Nasrallah called for Arab governments and Muslim citizens to act to “prevent radical Jewish actions” on Sunday.
“We are faced with a serious threat to al-Aqsa,” he said. “1.4 billion Muslims need to clarify to the Zionists that an attack on al-Aqsa will not go by
quietly without a response.”
In addition, he warned Christians that their holy sites in Jerusalem are also in danger.
“Everyone knows that the Zionists in Palestine do not recognize Jesus,” he said.
'Dozens of rockets ready'
Meanwhile, The Popular Resistance Committees threatened to bombard the Negev town of Sderot with Qassam rockets the moment “the first Zionist enters al-Aqsa.”
Group spokesman Abu Avir told Ynet his organization informed all activists to declare a state of highest alert.
“The moment al-Aqsa is harmed all groups will respond,” he said, “and we will begin with heavy rocket firing over Sderot, dozens of rockets are ready to be launched. Other organizations have said they would not sit by quietly should al-Aqsa be harmed or its holiness desecrated.”
Friday prayers end without violence
Prayers at the Temple Mount ended without incident Friday, amid heavy police presence in a bid to prevent violence at the holy site.
Tensions in the area mounted in recent weeks in light of plans to hold a mass right-wing rally at the Temple Mount this coming Sunday.
The police, meanwhile, announced they would not allow right-wing activists at the Mount for fear of provocations and riots.
On Wednesday, the police announced they would close the Mount to Jewish and Christian visitors on Sunday and boost security in the area.
Some Knesset members, including Uri Ariel (National Union,) have asked the police to reconsider the decision and allow Jews at the Mount after all.
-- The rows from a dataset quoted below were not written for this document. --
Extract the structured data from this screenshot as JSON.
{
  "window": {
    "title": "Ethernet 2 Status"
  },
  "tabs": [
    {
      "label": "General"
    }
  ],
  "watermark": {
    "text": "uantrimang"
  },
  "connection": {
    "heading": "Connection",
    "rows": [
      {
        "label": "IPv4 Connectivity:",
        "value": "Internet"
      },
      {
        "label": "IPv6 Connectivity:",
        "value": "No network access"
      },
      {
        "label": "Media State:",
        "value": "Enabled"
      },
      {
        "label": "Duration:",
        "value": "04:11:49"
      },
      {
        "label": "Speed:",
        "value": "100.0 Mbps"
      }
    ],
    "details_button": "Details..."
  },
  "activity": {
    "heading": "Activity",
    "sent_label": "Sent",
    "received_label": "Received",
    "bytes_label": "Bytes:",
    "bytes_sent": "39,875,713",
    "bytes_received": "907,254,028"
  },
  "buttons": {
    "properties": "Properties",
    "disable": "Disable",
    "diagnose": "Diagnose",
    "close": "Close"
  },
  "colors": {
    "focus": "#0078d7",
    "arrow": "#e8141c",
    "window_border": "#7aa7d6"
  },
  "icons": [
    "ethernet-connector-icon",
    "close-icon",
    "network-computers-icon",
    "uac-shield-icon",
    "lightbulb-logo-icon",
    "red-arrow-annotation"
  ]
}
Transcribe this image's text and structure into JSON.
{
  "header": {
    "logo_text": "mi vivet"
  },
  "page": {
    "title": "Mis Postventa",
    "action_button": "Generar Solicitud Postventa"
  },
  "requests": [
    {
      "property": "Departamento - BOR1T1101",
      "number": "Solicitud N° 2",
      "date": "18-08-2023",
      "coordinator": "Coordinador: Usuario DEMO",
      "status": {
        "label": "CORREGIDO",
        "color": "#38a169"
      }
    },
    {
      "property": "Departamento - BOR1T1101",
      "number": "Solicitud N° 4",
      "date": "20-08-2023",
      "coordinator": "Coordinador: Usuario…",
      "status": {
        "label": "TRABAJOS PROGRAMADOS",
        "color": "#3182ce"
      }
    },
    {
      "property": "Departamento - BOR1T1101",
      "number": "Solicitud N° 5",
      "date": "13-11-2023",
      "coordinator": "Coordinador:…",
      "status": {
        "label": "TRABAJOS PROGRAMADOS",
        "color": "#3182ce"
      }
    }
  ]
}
“It’s unthinkable that Jewish freedom of worship would be curbed because of fears that Arab rioters may try to disturb the peace,” Ariel said.